McMaster University

McMaster University

Faculty of
Health Sciences

McMaster team on the right PATH to health technology evaluation

Published: November 14, 2003

With the increasing costs of the healthcare system, making decisions about which equipment and technologies are funded is a tough call.

At McMaster University, a team of researchers has been assembled to provide direction in assessing health technologies by Bernie O'Brien, a professor of clinical epidemiology and biostatistics. The team's work is being assisted by a $3-million grant over three years from the Ministry of Health and Long-Term Care (MOHLTC).

O'Brien is associate director of the Centre for Evaluation of Medicines located at St. Joseph's Hospital in Hamilton, and director of PATH (Program for Assessment of Technology in Health). He and his colleagues will assess the benefits and the costs of new health technologies through a series of research studies.

The resulting health economic evaluations will provide evidence to enable the government to make well-informed judgments as they relate to purchasing decisions.

"The delicate balance between cost and effectiveness of healthcare technologies places a heavy burden on decision makers," said O'Brien. "Whereas pharmaceutical products undergo a rigorous assessment process, the same standards do not exist when evaluating the cost effectiveness of emerging healthcare technologies."

With the PATH program, O'Brien and his team will assess several new therapeutic interventions, including drug-eluting stents, positron emission tomography (PET) scanning and endovascular aneurysm repair (EVAR).

An aortic aneurysm is a dilation of the aorta that will eventually rupture and result in death unless surgically repaired. Standard treatment for aortic aneurysms involves directly replacing that portion of the aorta with a synthetic graft by opening the chest or abdomen.

EVAR repair is a much less-invasive technique, which is safer and therefore the preferred method for the high-risk patients, because it involves excluding the aneurysm from the circulation by introducing a 'stent-graft' into the aorta through an artery in the groin. The costs associated with the stent device and its insertion in patients who are deemed non-surgical candidates creates a financial burden for hospitals. PATH will conduct a formal economic analysis of the costs, including outcomes, which will be used to inform the ministry's future funding policy on EVAR.
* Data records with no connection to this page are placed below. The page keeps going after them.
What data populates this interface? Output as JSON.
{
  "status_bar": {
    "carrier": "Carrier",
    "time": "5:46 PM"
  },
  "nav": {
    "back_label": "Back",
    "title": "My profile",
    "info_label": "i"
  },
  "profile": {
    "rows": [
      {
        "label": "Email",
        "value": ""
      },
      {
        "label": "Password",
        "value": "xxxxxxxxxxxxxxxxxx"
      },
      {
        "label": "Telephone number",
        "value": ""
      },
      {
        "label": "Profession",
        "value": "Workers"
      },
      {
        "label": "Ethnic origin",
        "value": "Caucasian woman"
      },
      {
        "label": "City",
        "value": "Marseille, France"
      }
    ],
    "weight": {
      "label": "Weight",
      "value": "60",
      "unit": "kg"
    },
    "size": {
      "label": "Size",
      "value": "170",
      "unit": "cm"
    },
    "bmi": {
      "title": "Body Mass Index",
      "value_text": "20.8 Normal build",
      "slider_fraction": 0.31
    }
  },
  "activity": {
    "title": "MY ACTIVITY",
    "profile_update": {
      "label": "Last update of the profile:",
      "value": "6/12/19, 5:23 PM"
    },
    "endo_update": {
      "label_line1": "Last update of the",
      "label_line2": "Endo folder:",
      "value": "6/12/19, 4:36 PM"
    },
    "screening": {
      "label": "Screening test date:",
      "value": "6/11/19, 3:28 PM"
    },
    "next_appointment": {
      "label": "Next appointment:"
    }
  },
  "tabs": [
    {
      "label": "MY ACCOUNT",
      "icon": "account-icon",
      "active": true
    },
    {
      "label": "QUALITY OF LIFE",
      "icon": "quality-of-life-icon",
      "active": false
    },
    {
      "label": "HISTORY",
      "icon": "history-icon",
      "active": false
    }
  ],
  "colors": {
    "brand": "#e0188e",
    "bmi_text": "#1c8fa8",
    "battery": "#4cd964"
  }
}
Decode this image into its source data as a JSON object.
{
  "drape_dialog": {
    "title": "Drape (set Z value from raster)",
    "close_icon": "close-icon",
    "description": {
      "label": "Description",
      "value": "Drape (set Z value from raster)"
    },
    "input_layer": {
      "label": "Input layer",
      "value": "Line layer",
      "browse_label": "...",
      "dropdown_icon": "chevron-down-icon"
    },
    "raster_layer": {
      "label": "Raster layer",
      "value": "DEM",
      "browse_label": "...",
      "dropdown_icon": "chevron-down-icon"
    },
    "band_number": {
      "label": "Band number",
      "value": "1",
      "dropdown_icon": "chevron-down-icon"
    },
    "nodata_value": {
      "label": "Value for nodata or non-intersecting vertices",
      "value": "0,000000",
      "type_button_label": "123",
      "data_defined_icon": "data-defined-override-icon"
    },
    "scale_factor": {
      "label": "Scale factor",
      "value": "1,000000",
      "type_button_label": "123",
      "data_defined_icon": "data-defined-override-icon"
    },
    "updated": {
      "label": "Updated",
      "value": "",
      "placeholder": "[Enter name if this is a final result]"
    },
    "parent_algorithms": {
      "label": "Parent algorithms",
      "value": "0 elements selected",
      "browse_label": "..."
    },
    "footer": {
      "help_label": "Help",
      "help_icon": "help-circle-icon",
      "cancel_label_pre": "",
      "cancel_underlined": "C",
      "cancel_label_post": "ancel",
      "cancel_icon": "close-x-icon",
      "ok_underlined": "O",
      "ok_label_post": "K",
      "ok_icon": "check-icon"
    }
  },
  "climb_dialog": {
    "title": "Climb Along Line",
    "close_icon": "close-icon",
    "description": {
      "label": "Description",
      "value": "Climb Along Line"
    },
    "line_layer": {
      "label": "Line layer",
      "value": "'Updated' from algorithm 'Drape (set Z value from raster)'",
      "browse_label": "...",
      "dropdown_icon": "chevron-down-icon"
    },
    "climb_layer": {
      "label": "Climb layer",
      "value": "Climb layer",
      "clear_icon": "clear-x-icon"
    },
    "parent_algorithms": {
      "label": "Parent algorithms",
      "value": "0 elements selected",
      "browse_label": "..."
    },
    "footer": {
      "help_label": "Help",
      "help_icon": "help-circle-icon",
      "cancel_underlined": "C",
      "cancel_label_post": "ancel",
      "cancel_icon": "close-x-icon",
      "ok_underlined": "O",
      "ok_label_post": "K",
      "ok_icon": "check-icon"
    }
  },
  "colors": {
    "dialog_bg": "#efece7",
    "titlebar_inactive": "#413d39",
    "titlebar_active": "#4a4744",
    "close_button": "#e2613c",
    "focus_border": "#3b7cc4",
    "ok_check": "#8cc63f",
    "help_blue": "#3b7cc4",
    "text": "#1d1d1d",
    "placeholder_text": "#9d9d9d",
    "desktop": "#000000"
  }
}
The team of researchers will also evaluate drug-coated stents used in angioplasty procedures to open clogged arteries. The stents release drugs that inhibit tissue growth in narrowed coronary arteries in an effort to prevent a re-narrowing of the artery. The ministry has provided $12 million for the new drug-eluting stents provided that the centres agree to participate in O'Brien's studies.

PATH is also assessing the economics of PET scanners, of which the MOHLTC will fund at least two randomized controlled trials. This sophisticated technology allows doctors to assess organs, muscle tissue and tumours in detail while the patient is awake. This is in contrast to traditional computed tomography (CT) scanners that show only structural details of the brain. Dr. Mark Levine, professor in the Department of Medicine at McMaster, is coordinating the PET clinical trials.

"An increased trend toward evidence-based medicine will only help to make the assessment of new technologies the standard for reimbursement decisions," said O'Brien.

"As the need to justify costs increases, providing evidence to support new healthcare technologies will soon become the standard and the PATH program will be well positioned to provide opportunities for other collaborative research partnerships."

PATH is an example of the growth in multi-disciplinary health research at McMaster and illustrates one of the university's new strategic directions in "integrated health."

Valid XHTML 1.0 Transitional Level Double-A conformance, W3C WAI Web Content Accessibility Guidelines 2.0